alert() command, which instructs/commands the browser (a software app) that is reading the webpage to display an alert.
alert() related, in any way, to the C++ or whatever code language that the browser actually uses to display the alert? Of course not. Someone who writes "alert()" on an .html page has no understanding of how the browser actually displays the alert. He's just writing a command that the browser will interpret.
var x = 4
We call that last series of commands a "script" (which is why it is enclosed in
<script> tags). Just by the definition of "script", in the traditional sense: A series of instructions and commands sent to the actors. Everyone knows that a screenplay (a movie script), for example, is a script.
The screenplay (script) is not the actors, or the camera, or the special effects. The screenplay just tells them what to do.
Now, what is a scripting language, exactly?
There are a lot of programming languages that are like different tools in a toolbox; some languages were designed specifically to be used as scripts.

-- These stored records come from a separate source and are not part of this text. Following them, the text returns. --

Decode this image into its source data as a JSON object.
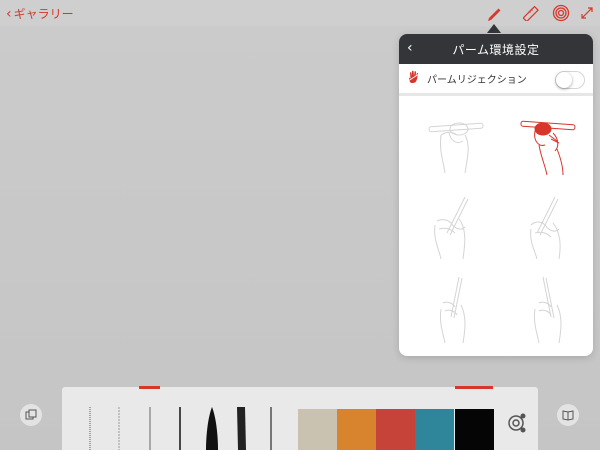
{
  "topbar": {
    "back_label": "ギャラリー",
    "icons": [
      "pencil-icon",
      "ruler-icon",
      "target-icon",
      "expand-icon"
    ],
    "accent": "#d7362b"
  },
  "popover": {
    "title": "パーム環境設定",
    "palm_rejection_label": "パームリジェクション",
    "palm_rejection_enabled": false
  },
  "colors": {
    "palette": [
      "#c9c2b0",
      "#d8842e",
      "#c6433a",
      "#2f8599",
      "#050505"
    ],
    "header_bg": "#333538"
  }
}
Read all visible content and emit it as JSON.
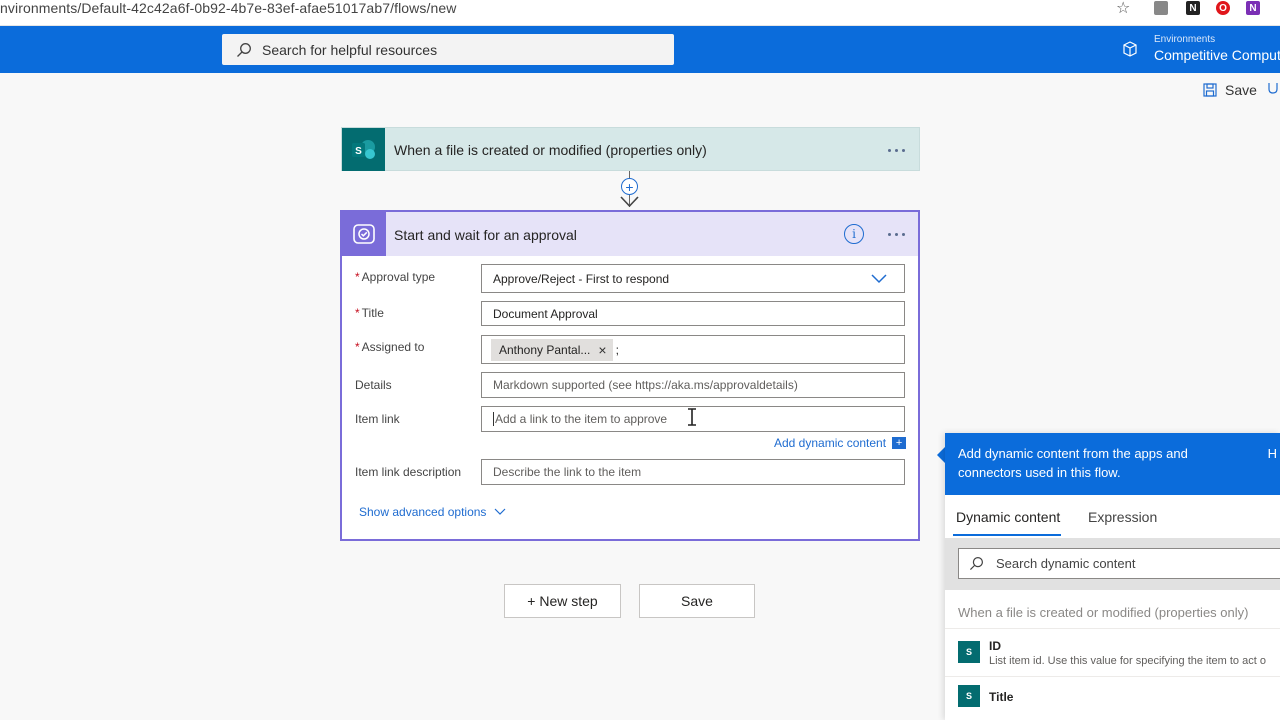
{
  "browser": {
    "url": "nvironments/Default-42c42a6f-0b92-4b7e-83ef-afae51017ab7/flows/new"
  },
  "header": {
    "search_placeholder": "Search for helpful resources",
    "environments_caption": "Environments",
    "environment_name": "Competitive Computi"
  },
  "commandbar": {
    "save_label": "Save"
  },
  "trigger": {
    "title": "When a file is created or modified (properties only)",
    "icon_letter": "S"
  },
  "approval": {
    "title": "Start and wait for an approval",
    "fields": {
      "approval_type": {
        "label": "Approval type",
        "required": "*",
        "value": "Approve/Reject - First to respond"
      },
      "title": {
        "label": "Title",
        "required": "*",
        "value": "Document Approval"
      },
      "assigned_to": {
        "label": "Assigned to",
        "required": "*",
        "chip": "Anthony Pantal...",
        "chip_remove": "×",
        "separator": ";"
      },
      "details": {
        "label": "Details",
        "placeholder": "Markdown supported (see https://aka.ms/approvaldetails)"
      },
      "item_link": {
        "label": "Item link",
        "placeholder": "Add a link to the item to approve"
      },
      "item_link_description": {
        "label": "Item link description",
        "placeholder": "Describe the link to the item"
      }
    },
    "add_dynamic_content": "Add dynamic content",
    "show_advanced": "Show advanced options"
  },
  "actions": {
    "new_step": "+ New step",
    "save": "Save"
  },
  "dynamic_panel": {
    "header": "Add dynamic content from the apps and connectors used in this flow.",
    "close": "H",
    "tabs": [
      "Dynamic content",
      "Expression"
    ],
    "search_placeholder": "Search dynamic content",
    "section": "When a file is created or modified (properties only)",
    "items": [
      {
        "title": "ID",
        "desc": "List item id. Use this value for specifying the item to act o"
      },
      {
        "title": "Title",
        "desc": ""
      }
    ]
  },
  "colors": {
    "brand_blue": "#0b6cdb",
    "approval_purple": "#7a6cd9",
    "sharepoint_teal": "#036c70"
  }
}
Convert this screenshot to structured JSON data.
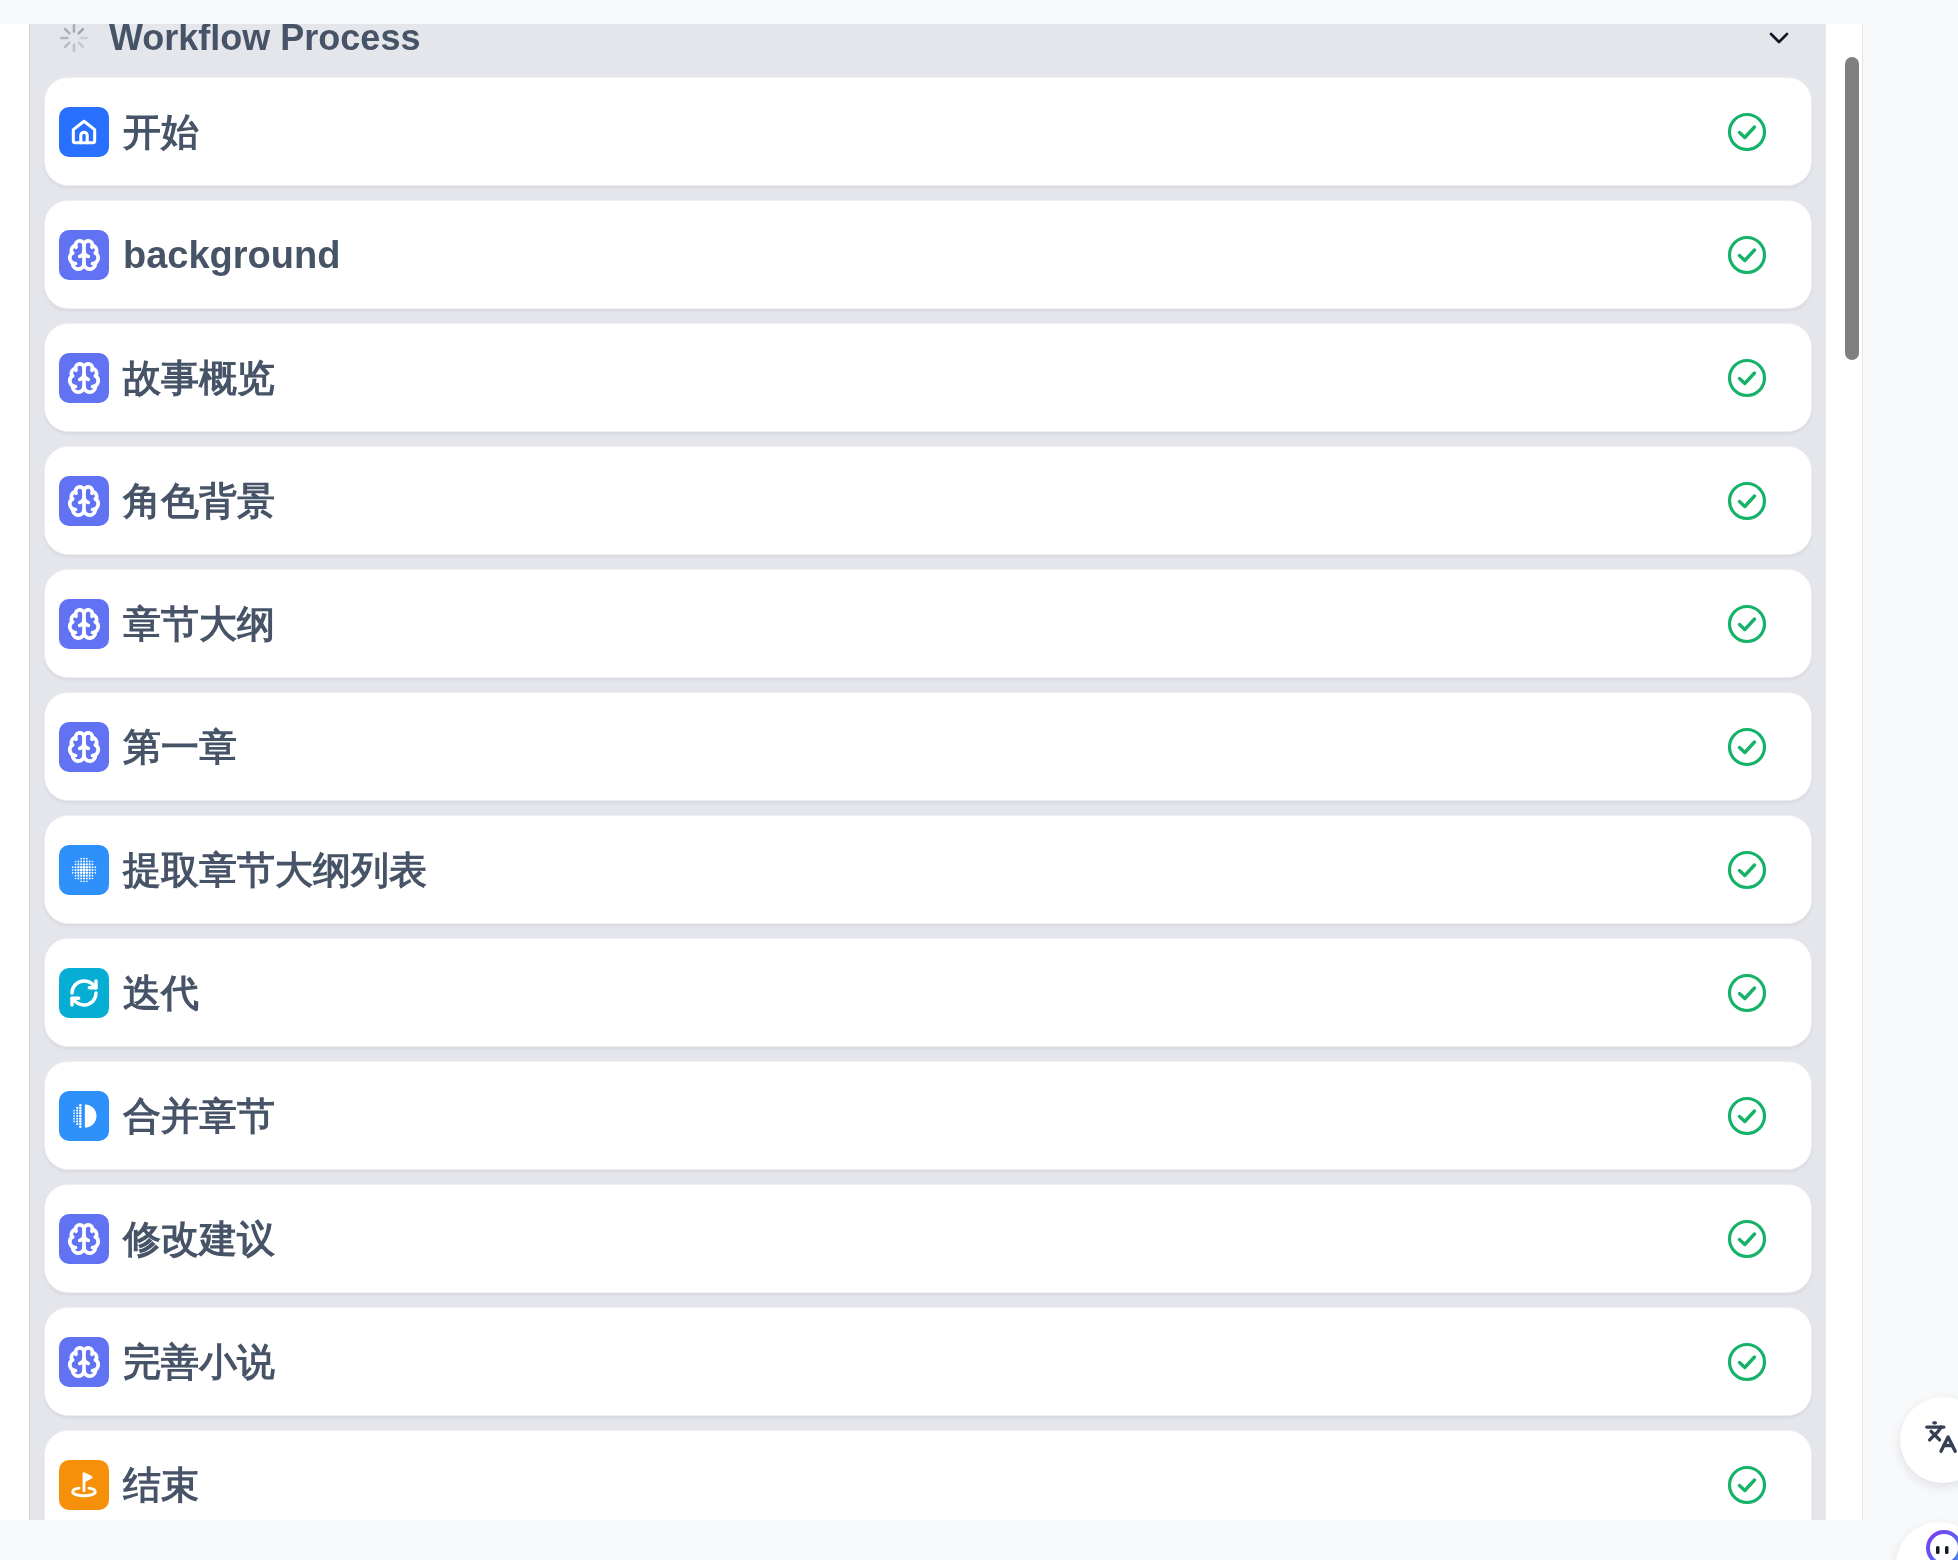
{
  "workflow": {
    "title": "Workflow Process",
    "running": true,
    "expanded": true,
    "nodes": [
      {
        "title": "开始",
        "kind": "start",
        "succeeded": true
      },
      {
        "title": "background",
        "kind": "llm",
        "succeeded": true
      },
      {
        "title": "故事概览",
        "kind": "llm",
        "succeeded": true
      },
      {
        "title": "角色背景",
        "kind": "llm",
        "succeeded": true
      },
      {
        "title": "章节大纲",
        "kind": "llm",
        "succeeded": true
      },
      {
        "title": "第一章",
        "kind": "llm",
        "succeeded": true
      },
      {
        "title": "提取章节大纲列表",
        "kind": "extractor",
        "succeeded": true
      },
      {
        "title": "迭代",
        "kind": "iteration",
        "succeeded": true
      },
      {
        "title": "合并章节",
        "kind": "aggregator",
        "succeeded": true
      },
      {
        "title": "修改建议",
        "kind": "llm",
        "succeeded": true
      },
      {
        "title": "完善小说",
        "kind": "llm",
        "succeeded": true
      },
      {
        "title": "结束",
        "kind": "end",
        "succeeded": true
      }
    ]
  }
}
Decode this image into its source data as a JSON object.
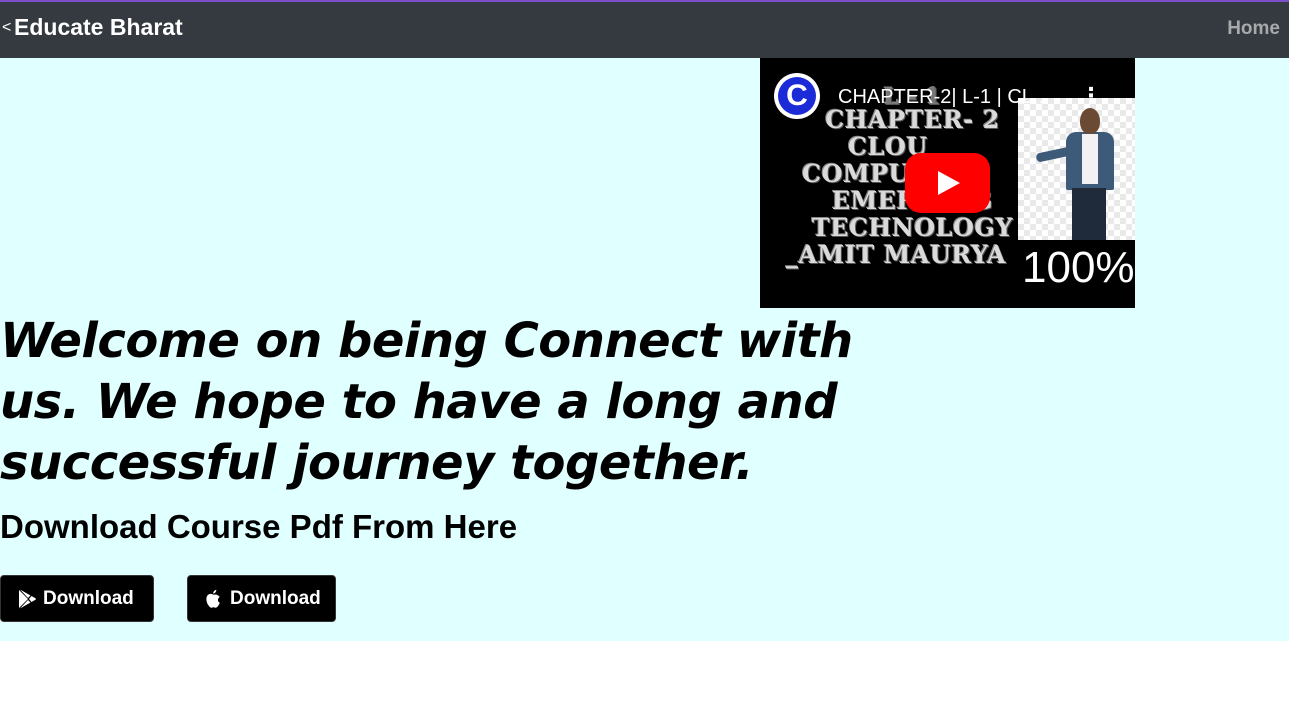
{
  "navbar": {
    "brand_prefix": "<",
    "brand": "Educate Bharat",
    "home_link": "Home"
  },
  "video": {
    "channel_logo_letter": "C",
    "title": "CHAPTER-2| L-1 | CL...",
    "menu_icon": "kebab-icon",
    "thumbnail_lines": [
      "L - 1",
      "CHAPTER- 2",
      "CLOU",
      "COMPU",
      "EMERGING",
      "TECHNOLOGY",
      "_AMIT MAURYA"
    ],
    "thumbnail_percent": "100%",
    "play_icon": "play-icon"
  },
  "hero": {
    "welcome_text": "Welcome on being Connect with us. We hope to have a long and successful journey together.",
    "download_heading": "Download Course Pdf From Here"
  },
  "buttons": [
    {
      "label": "Download",
      "icon": "google-play-icon"
    },
    {
      "label": "Download",
      "icon": "apple-icon"
    }
  ],
  "colors": {
    "navbar_bg": "#343a40",
    "navbar_border": "#7b4fc9",
    "hero_bg": "#e0ffff",
    "button_bg": "#000000",
    "play_button": "#ff0000",
    "channel_logo": "#1b2bd8"
  }
}
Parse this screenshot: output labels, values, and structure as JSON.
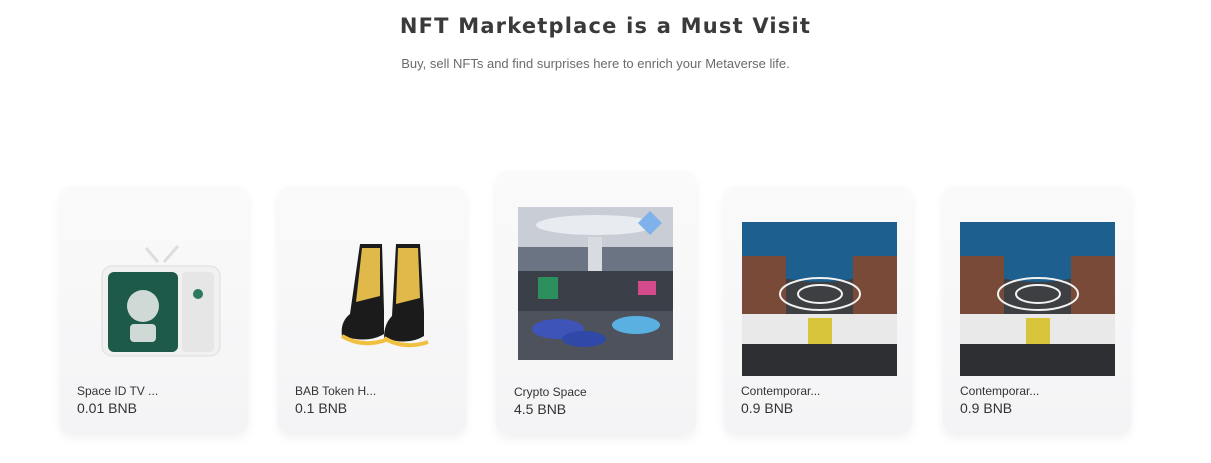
{
  "header": {
    "title": "NFT Marketplace is a Must Visit",
    "subtitle": "Buy, sell NFTs and find surprises here to enrich your Metaverse life."
  },
  "cards": [
    {
      "name": "Space ID TV ...",
      "price": "0.01 BNB",
      "image": "tv-icon"
    },
    {
      "name": "BAB Token H...",
      "price": "0.1 BNB",
      "image": "sneakers-image"
    },
    {
      "name": "Crypto Space",
      "price": "4.5 BNB",
      "image": "crypto-space-image"
    },
    {
      "name": "Contemporar...",
      "price": "0.9 BNB",
      "image": "gallery-image"
    },
    {
      "name": "Contemporar...",
      "price": "0.9 BNB",
      "image": "gallery-image"
    }
  ],
  "colors": {
    "title": "#3a3a3a",
    "subtitle": "#6b6b6b",
    "card_bg": "#f6f6f8"
  }
}
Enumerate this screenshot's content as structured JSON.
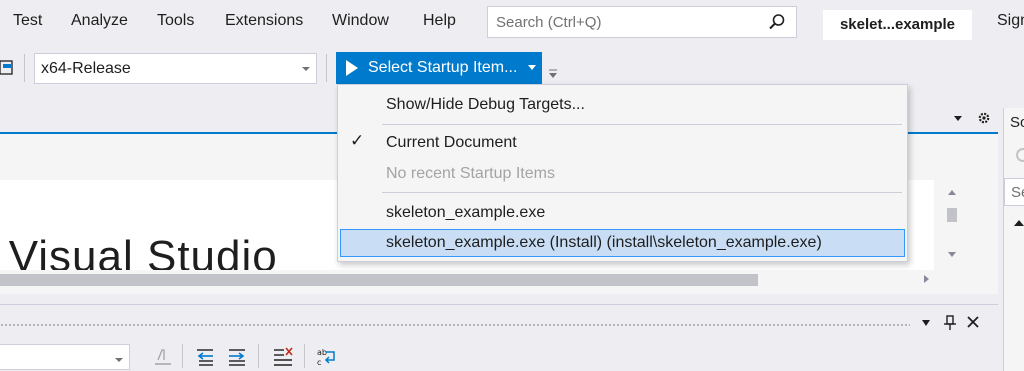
{
  "menubar": {
    "items": [
      "Test",
      "Analyze",
      "Tools",
      "Extensions",
      "Window",
      "Help"
    ],
    "search_placeholder": "Search (Ctrl+Q)",
    "solution_title": "skelet...example",
    "signin": "Sign"
  },
  "toolbar": {
    "configuration": "x64-Release",
    "startup_button": "Select Startup Item..."
  },
  "startup_menu": {
    "show_hide": "Show/Hide Debug Targets...",
    "current_document": "Current Document",
    "no_recent": "No recent Startup Items",
    "item_exe": "skeleton_example.exe",
    "item_install": "skeleton_example.exe (Install) (install\\skeleton_example.exe)",
    "check_glyph": "✓"
  },
  "editor": {
    "visible_title": "n Visual Studio"
  },
  "solution_explorer": {
    "title": "So",
    "search_placeholder": "Se"
  },
  "colors": {
    "accent": "#007acc",
    "menu_selected_bg": "#c9def5",
    "menu_selected_border": "#3399ff"
  },
  "icons": [
    "search-icon",
    "play-icon",
    "chevron-down-icon",
    "toolbar-overflow-icon",
    "gear-icon",
    "pin-icon",
    "close-icon",
    "checkmark-icon"
  ]
}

ActionScript (the language for Flash animations) and its derivatives are scripting languages, in that they simply issue commands to the Flash player/interpreter. Sure, there are abstractions such as Object-Oriented programming, but all that is simply a means to the end: send commands to the flash player.
Python and Ruby are commonly also used as scripting languages. For example, I once worked for a company that used Ruby to script commands to send to a browser that were along the lines of, "go to this site, click this link..." to do some basic automated testing. I was not a "Software Developer" by any means, at that job. I just wrote scripts that sent commands to the computer to send commands to the browser.
Because of their nature, scripting languages are rarely 'compiled' -- that is, translated into machine code, and read directly by the computer.
Even GUI applications created from Python and Ruby are scripts sent to an API written in C++ or C. It tells the C app what to do.
There is a line of vagueness, of course. Why can't you say that Machine Language/C are scripting languages, because they are scripts that the computer uses to interface with the basic motherboard/graphics cards/chips?
There are some lines we can draw to clarify:
When you can write a scripting language and run it without "compiling", it's more of a direct-script sort of thing. For example, you don't need to do anything with a screenplay in order to tell the actors what to do with it. It's already there, used, as-is. For this reason, we will exclude compiled languages from being called scripting languages, even though they can be used for scripting purposes in some occasions.
Scripting language implies commands sent to a complex software application; that's the whole reason we write scripts in the first place -- so you don't need to know the complexities of how the software works to send commands to it. So, scripting languages tend to be languages that send (relatively) simple commands to complex software applications...in this case, machine language and assembly code don't cut it.